How do I compare mortgage life insurance quotes?

If you’re considering mortgage life insurance, compare policies based on:

  • Premiums. Look for a policy you can easily afford.
  • Maximum entry age. Some policies require you to be under a certain age.
  • Disability definition. For policies that cover disabilities, look at what specifically is covered — and if there’s a cap on how long you can be out of work.
  • Waiting period. Some policies won’t go into effect immediately.
  • Claim policy. The process of claiming the benefit can vary between providers, so it’s a good idea to look into how claims work. This should be displayed on the providers website.
  • Policy discounts. Some providers will offer a premium discount for joint policies. This is generally between 5-10%.
  • Benefit payment. It is crucial to assess how the benefit will be paid in the event of the claim. Some providers will pay out the flat amount you insured, while others will just pay out what’s left on the mortgage.

Bottom line

It’s a good idea to have some sort of insurance in place to handle your debts after you die. While life insurance offers more flexibility and often comes at a lower cost, mortgage life insurance can be helpful for people with pre-existing conditions who can’t qualify for a traditional life insurance policy.

Frequently asked questions

Was this content helpful to you? No  Yes

Ask an Expert

You are about to post a question on

  • Do not enter personal information (eg. surname, phone number, bank details) as your question will be made public
  • is a financial comparison and information service, not a bank or product provider
  • We cannot provide you with personal advice or recommendations
  • Your answer might already be waiting – check previous questions below to see if yours has already been asked provides guides and information on a range of products and services. Because our content is not financial advice, we suggest talking with a professional before you make any decision.

By submitting your comment or question, you agree to our Privacy and Cookies Policy and Terms of Use.

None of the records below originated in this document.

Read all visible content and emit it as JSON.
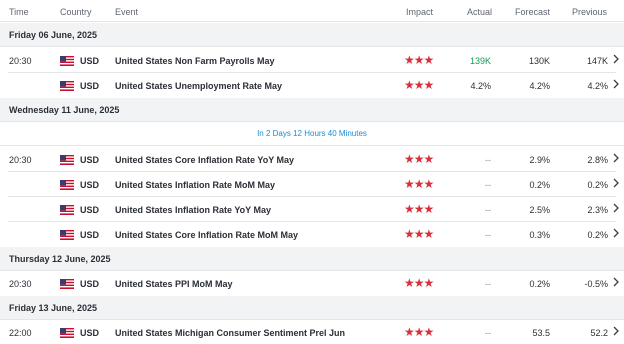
{
  "columns": {
    "time": "Time",
    "country": "Country",
    "event": "Event",
    "impact": "Impact",
    "actual": "Actual",
    "forecast": "Forecast",
    "previous": "Previous"
  },
  "dates": [
    "Friday 06 June, 2025",
    "Wednesday 11 June, 2025",
    "Thursday 12 June, 2025",
    "Friday 13 June, 2025"
  ],
  "countdown": "In 2 Days 12 Hours 40 Minutes",
  "impact_stars": "★★★",
  "colors": {
    "impact_red": "#d9313c",
    "actual_green": "#0fa15a",
    "countdown_blue": "#1a8bd8"
  },
  "events": [
    {
      "time": "20:30",
      "currency": "USD",
      "event": "United States Non Farm Payrolls May",
      "actual": "139K",
      "forecast": "130K",
      "previous": "147K"
    },
    {
      "time": "",
      "currency": "USD",
      "event": "United States Unemployment Rate May",
      "actual": "4.2%",
      "forecast": "4.2%",
      "previous": "4.2%"
    },
    {
      "time": "20:30",
      "currency": "USD",
      "event": "United States Core Inflation Rate YoY May",
      "actual": "--",
      "forecast": "2.9%",
      "previous": "2.8%"
    },
    {
      "time": "",
      "currency": "USD",
      "event": "United States Inflation Rate MoM May",
      "actual": "--",
      "forecast": "0.2%",
      "previous": "0.2%"
    },
    {
      "time": "",
      "currency": "USD",
      "event": "United States Inflation Rate YoY May",
      "actual": "--",
      "forecast": "2.5%",
      "previous": "2.3%"
    },
    {
      "time": "",
      "currency": "USD",
      "event": "United States Core Inflation Rate MoM May",
      "actual": "--",
      "forecast": "0.3%",
      "previous": "0.2%"
    },
    {
      "time": "20:30",
      "currency": "USD",
      "event": "United States PPI MoM May",
      "actual": "--",
      "forecast": "0.2%",
      "previous": "-0.5%"
    },
    {
      "time": "22:00",
      "currency": "USD",
      "event": "United States Michigan Consumer Sentiment Prel Jun",
      "actual": "--",
      "forecast": "53.5",
      "previous": "52.2"
    }
  ]
}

Questions and responses on are not provided, paid for or otherwise endorsed by any bank or brand. These banks and brands are not responsible for ensuring that comments are answered or accurate.
Go to site